Data about app and page elements:
========================

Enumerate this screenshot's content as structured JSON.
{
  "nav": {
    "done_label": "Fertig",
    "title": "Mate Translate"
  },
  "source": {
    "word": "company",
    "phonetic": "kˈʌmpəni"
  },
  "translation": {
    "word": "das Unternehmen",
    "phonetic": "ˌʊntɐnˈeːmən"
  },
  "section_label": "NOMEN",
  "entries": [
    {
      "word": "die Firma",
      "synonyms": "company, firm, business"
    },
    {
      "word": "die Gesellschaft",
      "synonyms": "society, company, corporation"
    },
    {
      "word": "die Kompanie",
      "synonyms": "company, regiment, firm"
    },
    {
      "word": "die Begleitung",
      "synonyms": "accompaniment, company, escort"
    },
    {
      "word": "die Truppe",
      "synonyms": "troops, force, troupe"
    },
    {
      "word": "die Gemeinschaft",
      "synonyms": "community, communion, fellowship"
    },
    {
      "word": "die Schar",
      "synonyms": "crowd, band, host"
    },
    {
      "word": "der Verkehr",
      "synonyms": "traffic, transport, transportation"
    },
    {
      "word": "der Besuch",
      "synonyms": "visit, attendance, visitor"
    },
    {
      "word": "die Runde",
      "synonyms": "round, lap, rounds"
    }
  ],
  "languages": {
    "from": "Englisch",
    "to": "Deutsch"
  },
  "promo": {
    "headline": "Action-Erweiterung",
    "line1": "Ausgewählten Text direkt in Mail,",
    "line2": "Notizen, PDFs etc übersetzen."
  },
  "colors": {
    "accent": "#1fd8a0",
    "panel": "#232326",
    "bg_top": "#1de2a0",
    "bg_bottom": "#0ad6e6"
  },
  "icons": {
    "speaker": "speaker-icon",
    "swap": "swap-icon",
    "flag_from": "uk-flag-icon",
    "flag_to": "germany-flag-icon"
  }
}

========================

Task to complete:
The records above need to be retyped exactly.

Reply:
Enumerate this screenshot's content as structured JSON.
{
  "nav": {
    "done_label": "Fertig",
    "title": "Mate Translate"
  },
  "source": {
    "word": "company",
    "phonetic": "kˈʌmpəni"
  },
  "translation": {
    "word": "das Unternehmen",
    "phonetic": "ˌʊntɐnˈeːmən"
  },
  "section_label": "NOMEN",
  "entries": [
    {
      "word": "die Firma",
      "synonyms": "company, firm, business"
    },
    {
      "word": "die Gesellschaft",
      "synonyms": "society, company, corporation"
    },
    {
      "word": "die Kompanie",
      "synonyms": "company, regiment, firm"
    },
    {
      "word": "die Begleitung",
      "synonyms": "accompaniment, company, escort"
    },
    {
      "word": "die Truppe",
      "synonyms": "troops, force, troupe"
    },
    {
      "word": "die Gemeinschaft",
      "synonyms": "community, communion, fellowship"
    },
    {
      "word": "die Schar",
      "synonyms": "crowd, band, host"
    },
    {
      "word": "der Verkehr",
      "synonyms": "traffic, transport, transportation"
    },
    {
      "word": "der Besuch",
      "synonyms": "visit, attendance, visitor"
    },
    {
      "word": "die Runde",
      "synonyms": "round, lap, rounds"
    }
  ],
  "languages": {
    "from": "Englisch",
    "to": "Deutsch"
  },
  "promo": {
    "headline": "Action-Erweiterung",
    "line1": "Ausgewählten Text direkt in Mail,",
    "line2": "Notizen, PDFs etc übersetzen."
  },
  "colors": {
    "accent": "#1fd8a0",
    "panel": "#232326",
    "bg_top": "#1de2a0",
    "bg_bottom": "#0ad6e6"
  },
  "icons": {
    "speaker": "speaker-icon",
    "swap": "swap-icon",
    "flag_from": "uk-flag-icon",
    "flag_to": "germany-flag-icon"
  }
}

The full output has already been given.